This engaging paper discusses what many of us on the frontlines of copyright reform advocacy have been saying since the DMCA was passed in 1998: the law limits fair use and competition, and while it does not stop real copyright thieves, it does inconvenience legitimate users. Prior to the passage of the DMCA, Lee writes, the courts were developing a body of law that balanced the rights of the public, innovators and copyright holders. But the DMCA has thrown that balance out of whack, permitting copyright holders to control the design of digital devices and what Lee calls the "media viewing experience." Lee also discusses the unintended consequences of the DMCA, like suits against printer cartridge and garage door opener manufactures and actions against legitimate researchers like Ed Felten, who dared publish his research on DRM.
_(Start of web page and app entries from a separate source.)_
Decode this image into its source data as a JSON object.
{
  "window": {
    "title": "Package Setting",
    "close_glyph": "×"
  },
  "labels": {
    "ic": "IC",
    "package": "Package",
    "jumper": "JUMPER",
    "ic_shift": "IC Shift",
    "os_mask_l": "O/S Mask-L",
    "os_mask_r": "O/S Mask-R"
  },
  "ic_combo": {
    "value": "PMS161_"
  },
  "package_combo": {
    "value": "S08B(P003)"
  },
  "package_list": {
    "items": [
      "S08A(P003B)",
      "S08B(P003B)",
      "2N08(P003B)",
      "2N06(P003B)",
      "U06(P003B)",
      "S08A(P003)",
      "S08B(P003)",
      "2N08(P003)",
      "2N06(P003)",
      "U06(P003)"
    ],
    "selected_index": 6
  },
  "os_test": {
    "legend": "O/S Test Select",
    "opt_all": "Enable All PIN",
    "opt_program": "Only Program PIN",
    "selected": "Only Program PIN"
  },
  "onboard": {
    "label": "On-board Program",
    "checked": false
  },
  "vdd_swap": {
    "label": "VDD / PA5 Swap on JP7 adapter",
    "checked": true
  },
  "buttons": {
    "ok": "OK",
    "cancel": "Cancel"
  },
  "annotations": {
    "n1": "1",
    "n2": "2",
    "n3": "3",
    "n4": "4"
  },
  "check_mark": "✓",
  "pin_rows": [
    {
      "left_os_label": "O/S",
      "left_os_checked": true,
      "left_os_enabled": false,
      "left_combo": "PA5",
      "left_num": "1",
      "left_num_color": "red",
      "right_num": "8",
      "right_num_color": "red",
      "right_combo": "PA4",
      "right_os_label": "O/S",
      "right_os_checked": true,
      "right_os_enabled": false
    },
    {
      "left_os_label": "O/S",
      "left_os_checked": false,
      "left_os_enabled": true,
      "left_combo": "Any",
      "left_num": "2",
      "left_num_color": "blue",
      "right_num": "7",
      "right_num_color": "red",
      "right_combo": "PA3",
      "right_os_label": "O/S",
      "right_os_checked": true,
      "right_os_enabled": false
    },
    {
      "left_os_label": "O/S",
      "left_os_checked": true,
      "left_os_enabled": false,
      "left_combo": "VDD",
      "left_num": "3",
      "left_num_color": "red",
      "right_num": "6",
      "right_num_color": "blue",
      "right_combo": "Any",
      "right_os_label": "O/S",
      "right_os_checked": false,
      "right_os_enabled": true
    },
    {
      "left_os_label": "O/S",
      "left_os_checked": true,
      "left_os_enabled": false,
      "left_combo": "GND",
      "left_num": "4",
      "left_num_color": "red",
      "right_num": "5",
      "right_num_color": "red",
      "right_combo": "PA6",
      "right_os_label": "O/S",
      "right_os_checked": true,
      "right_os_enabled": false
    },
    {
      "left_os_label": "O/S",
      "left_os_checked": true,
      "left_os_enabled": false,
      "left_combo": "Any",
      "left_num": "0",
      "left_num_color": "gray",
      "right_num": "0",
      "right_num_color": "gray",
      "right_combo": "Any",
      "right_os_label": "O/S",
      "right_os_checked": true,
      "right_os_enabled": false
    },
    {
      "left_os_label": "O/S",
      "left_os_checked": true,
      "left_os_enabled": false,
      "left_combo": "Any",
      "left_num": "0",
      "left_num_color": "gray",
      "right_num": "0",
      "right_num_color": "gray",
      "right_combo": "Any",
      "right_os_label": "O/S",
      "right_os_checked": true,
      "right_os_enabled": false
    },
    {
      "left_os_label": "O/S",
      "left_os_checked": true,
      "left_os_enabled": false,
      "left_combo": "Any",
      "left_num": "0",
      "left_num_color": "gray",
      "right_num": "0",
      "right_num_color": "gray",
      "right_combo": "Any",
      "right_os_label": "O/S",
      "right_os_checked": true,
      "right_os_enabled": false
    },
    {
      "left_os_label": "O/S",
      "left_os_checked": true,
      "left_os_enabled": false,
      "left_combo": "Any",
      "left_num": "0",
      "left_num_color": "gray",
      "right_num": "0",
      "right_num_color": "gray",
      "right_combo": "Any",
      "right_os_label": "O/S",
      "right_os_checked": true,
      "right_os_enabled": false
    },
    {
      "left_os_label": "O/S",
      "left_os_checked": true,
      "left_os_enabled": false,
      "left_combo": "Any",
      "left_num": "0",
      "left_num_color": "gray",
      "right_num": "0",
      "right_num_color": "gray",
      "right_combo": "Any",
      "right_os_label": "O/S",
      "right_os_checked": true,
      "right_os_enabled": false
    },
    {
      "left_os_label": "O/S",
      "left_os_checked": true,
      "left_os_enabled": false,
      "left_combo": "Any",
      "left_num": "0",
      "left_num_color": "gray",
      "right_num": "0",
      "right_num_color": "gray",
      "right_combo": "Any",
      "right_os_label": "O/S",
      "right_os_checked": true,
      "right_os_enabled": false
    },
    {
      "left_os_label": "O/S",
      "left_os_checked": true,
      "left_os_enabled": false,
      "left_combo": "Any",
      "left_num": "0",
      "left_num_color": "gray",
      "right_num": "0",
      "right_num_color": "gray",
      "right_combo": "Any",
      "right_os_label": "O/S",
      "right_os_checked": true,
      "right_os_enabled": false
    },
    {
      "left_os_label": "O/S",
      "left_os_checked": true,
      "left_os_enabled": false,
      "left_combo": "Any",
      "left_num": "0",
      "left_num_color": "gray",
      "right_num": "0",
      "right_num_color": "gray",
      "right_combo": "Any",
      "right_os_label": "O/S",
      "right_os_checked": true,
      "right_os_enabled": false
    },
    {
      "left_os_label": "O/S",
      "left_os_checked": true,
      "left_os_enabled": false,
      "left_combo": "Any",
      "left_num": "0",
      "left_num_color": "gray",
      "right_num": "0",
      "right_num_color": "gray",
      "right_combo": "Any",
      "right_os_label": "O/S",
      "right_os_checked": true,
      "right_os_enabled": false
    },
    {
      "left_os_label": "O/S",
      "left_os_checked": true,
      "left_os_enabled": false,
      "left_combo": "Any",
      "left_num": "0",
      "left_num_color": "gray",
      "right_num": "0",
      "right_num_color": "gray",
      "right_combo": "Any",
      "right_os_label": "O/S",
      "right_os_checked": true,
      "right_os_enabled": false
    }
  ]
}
What is perhaps the most significant about Mr. Lee's piece is that it is the first time that a right of center think tank has published a paper criticizing the DMCA. I have been repeatedly frustrated by so-called free market think tanks' unwillingness to be critical of government technology mandates like the broadcast flag and its progeny. How can any organization that professes to be for limited government remain silent when government interferes with a thriving marketplace? Tim Lee and the Cato Institute are a breath of fresh air.